The Pey-Berland Tower serves as one of two bell towers and a part of the Saint-Andre Cathedral that was constructed as an addition to the monument in the year 1440. 229 stairs lead up to the top of the tower, which may prove to be a steep climb for some. However, the mesmerizing panoramas of the city on offer once you get to the top will make it worthy of the trouble.
Splash around in Miroir d’Eau
Opened in 2006, Miroir d’Eau is a public art installation by artists Michael Corajoud and Jean-Max Llorca. It is known to be the world’s largest reflecting pool and its creation was inspired by the sight of a flooded Piazza San Marco in Venice, Italy. The pool goes through a programmed sequence of alternating between fog and clear-as-a-mirror water pool for three minutes each, followed by 10 minutes of normal pool appearance. Situated across the street from the very famous Place de la Bourse, the water mirror, as it is popularly known, is a favourite spot among both locals and tourists for amazing picture-worthy moments. Since the water is only 2 cm deep, kids also love to use it as ‘wet’ playing field and can often be seen splashing around in the pool; sometimes the adults as well.

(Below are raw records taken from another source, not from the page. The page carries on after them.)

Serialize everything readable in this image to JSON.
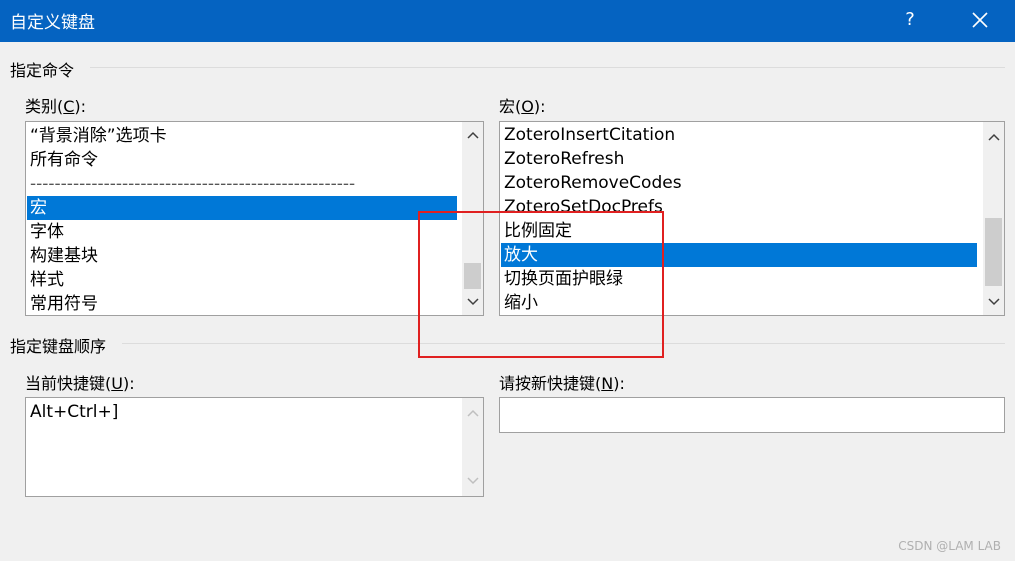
{
  "window": {
    "title": "自定义键盘",
    "help_label": "?"
  },
  "specify_command": {
    "group_label": "指定命令",
    "categories": {
      "label_prefix": "类别(",
      "label_key": "C",
      "label_suffix": "):",
      "items": [
        "“背景消除”选项卡",
        "所有命令",
        "-----------------------------------------------------",
        "宏",
        "字体",
        "构建基块",
        "样式",
        "常用符号"
      ],
      "selected_index": 3
    },
    "macros": {
      "label_prefix": "宏(",
      "label_key": "O",
      "label_suffix": "):",
      "items": [
        "ZoteroInsertCitation",
        "ZoteroRefresh",
        "ZoteroRemoveCodes",
        "ZoteroSetDocPrefs",
        "比例固定",
        "放大",
        "切换页面护眼绿",
        "缩小"
      ],
      "selected_index": 5
    }
  },
  "keyboard_sequence": {
    "group_label": "指定键盘顺序",
    "current_keys": {
      "label_prefix": "当前快捷键(",
      "label_key": "U",
      "label_suffix": "):",
      "value": "Alt+Ctrl+]"
    },
    "new_key": {
      "label_prefix": "请按新快捷键(",
      "label_key": "N",
      "label_suffix": "):",
      "value": ""
    }
  },
  "watermark": "CSDN @LAM LAB",
  "colors": {
    "titlebar": "#0563c1",
    "selection": "#0078d7",
    "annotation_box": "#e02020"
  }
}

Shop at Rue Saint Catherine
At 1.2 km long, the Rue Saint Catherine is known to be the longest pedestrian shopping street in the entire continent of Europe. While it has maintained its pedestrian-only status since 1984, its true origins can be assumed to date back to Roman times. With more than 250 stores, not including the numerous restaurants and cafes here as well, it is no surprise that the street can be seen teeming with people through most days of the week. Even if you are not very fond of shopping, Rue Saint Catherine is still an iconic part of Bordeaux that should definitely be visited; even if it’s simply to relax in one of the cafes or enjoy a bite in one of the restaurants, while watching the shoppers around you hustle by.
Swim in the Arcachon Bay
Bordeaux may not be known for its beaches, but the Arcachon Bay area has been listed as one of the 50 best beaches in the world by The Guardian. Situated just around 50 km away from Bordeaux, the bay is surrounded by sand dunes on all sides. The Dune du Pilat is the main highlight of this beach and is known to be the highest sand dune in Europe at over 100 metres high. A staircase located on one side of the dune helps visitors climb to the top and enjoy the lovely panoramic views of the Arcachon Bay on one side and the Landes forest on the other. There are also options with helicopter rides over the dunes and for the more adventurous kind, paragliding off the Dune du Pilat.
Indulge in Local Cuisine
A good glass of wine is best enjoyed with some delicious complimentary food, and there is no better place to do so than in Bordeaux. Le 7 Restaurant is widely known to be one of the best places to eat in the city, where great food can be paired with exquisite glasses of wine and stunning views of Bordeaux. Bordeaux specialities like steak with Bordelaise sauce, canelés and locally grown oysters are a must-try. Marché des Capucins is another place to enjoy some of the best culinary experiences you will ever have; also known as the ‘belly of Bordeaux’, visitors will find endless food options in cheese, seafood and other local delicacies here. Souvenirs and edible gifts can also be purchased here to take for loved ones back home.
Shop at Marche des Quais
Every Sunday morning, a large selection of stalls line up on this market square and sell a wide array of fresh, local produce that brings in hordes of tourists and locals alike. Everything from fresh bread, vegetables, cheeses to even seafood can be purchased from these stalls; you will also find vendors selling a wide range of international cuisines that are best enjoyed on the spot. There are little tables arranged near these stalls where customers can simply purchase their food and sit down to enjoy their meal with a glass of local wine. It is best to visit this market during the earliest part of the day since the stalls usually sell out by around noon and close by 1 pm.